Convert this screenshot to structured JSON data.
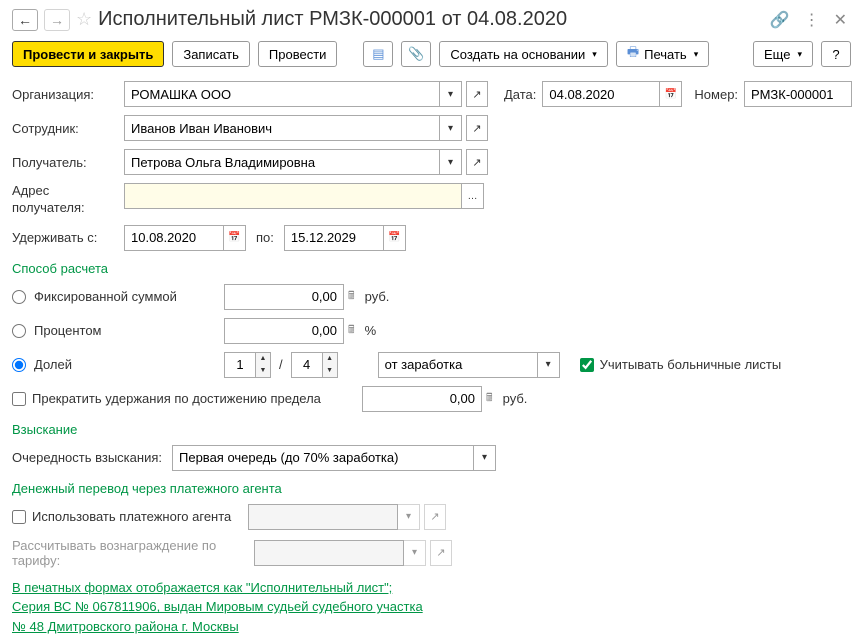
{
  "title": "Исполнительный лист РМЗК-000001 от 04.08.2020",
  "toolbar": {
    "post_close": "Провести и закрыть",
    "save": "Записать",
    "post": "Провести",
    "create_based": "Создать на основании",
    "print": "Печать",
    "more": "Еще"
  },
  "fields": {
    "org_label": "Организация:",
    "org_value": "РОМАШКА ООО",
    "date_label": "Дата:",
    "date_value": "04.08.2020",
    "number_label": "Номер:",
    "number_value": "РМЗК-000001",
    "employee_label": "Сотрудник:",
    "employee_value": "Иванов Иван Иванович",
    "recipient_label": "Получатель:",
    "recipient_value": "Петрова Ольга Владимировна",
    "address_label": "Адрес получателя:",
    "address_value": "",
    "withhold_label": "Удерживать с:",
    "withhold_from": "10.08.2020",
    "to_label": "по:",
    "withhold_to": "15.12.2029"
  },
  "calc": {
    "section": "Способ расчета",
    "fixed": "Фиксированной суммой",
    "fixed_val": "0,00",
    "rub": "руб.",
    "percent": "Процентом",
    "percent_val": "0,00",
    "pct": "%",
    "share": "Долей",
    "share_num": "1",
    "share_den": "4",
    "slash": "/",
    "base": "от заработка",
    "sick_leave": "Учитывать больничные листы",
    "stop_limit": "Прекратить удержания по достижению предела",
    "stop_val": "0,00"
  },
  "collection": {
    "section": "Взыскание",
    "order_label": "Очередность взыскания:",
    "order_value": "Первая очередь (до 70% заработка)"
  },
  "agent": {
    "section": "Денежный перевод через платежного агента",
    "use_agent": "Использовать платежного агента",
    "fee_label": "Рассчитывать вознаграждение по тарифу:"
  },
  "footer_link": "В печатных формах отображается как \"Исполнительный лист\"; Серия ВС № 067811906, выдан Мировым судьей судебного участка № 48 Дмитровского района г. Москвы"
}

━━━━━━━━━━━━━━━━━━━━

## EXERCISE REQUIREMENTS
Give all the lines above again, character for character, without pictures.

## COMPLETED TASK
Convert this screenshot to structured JSON data.
{
  "title": "Исполнительный лист РМЗК-000001 от 04.08.2020",
  "toolbar": {
    "post_close": "Провести и закрыть",
    "save": "Записать",
    "post": "Провести",
    "create_based": "Создать на основании",
    "print": "Печать",
    "more": "Еще"
  },
  "fields": {
    "org_label": "Организация:",
    "org_value": "РОМАШКА ООО",
    "date_label": "Дата:",
    "date_value": "04.08.2020",
    "number_label": "Номер:",
    "number_value": "РМЗК-000001",
    "employee_label": "Сотрудник:",
    "employee_value": "Иванов Иван Иванович",
    "recipient_label": "Получатель:",
    "recipient_value": "Петрова Ольга Владимировна",
    "address_label": "Адрес получателя:",
    "address_value": "",
    "withhold_label": "Удерживать с:",
    "withhold_from": "10.08.2020",
    "to_label": "по:",
    "withhold_to": "15.12.2029"
  },
  "calc": {
    "section": "Способ расчета",
    "fixed": "Фиксированной суммой",
    "fixed_val": "0,00",
    "rub": "руб.",
    "percent": "Процентом",
    "percent_val": "0,00",
    "pct": "%",
    "share": "Долей",
    "share_num": "1",
    "share_den": "4",
    "slash": "/",
    "base": "от заработка",
    "sick_leave": "Учитывать больничные листы",
    "stop_limit": "Прекратить удержания по достижению предела",
    "stop_val": "0,00"
  },
  "collection": {
    "section": "Взыскание",
    "order_label": "Очередность взыскания:",
    "order_value": "Первая очередь (до 70% заработка)"
  },
  "agent": {
    "section": "Денежный перевод через платежного агента",
    "use_agent": "Использовать платежного агента",
    "fee_label": "Рассчитывать вознаграждение по тарифу:"
  },
  "footer_link": "В печатных формах отображается как \"Исполнительный лист\"; Серия ВС № 067811906, выдан Мировым судьей судебного участка № 48 Дмитровского района г. Москвы"
}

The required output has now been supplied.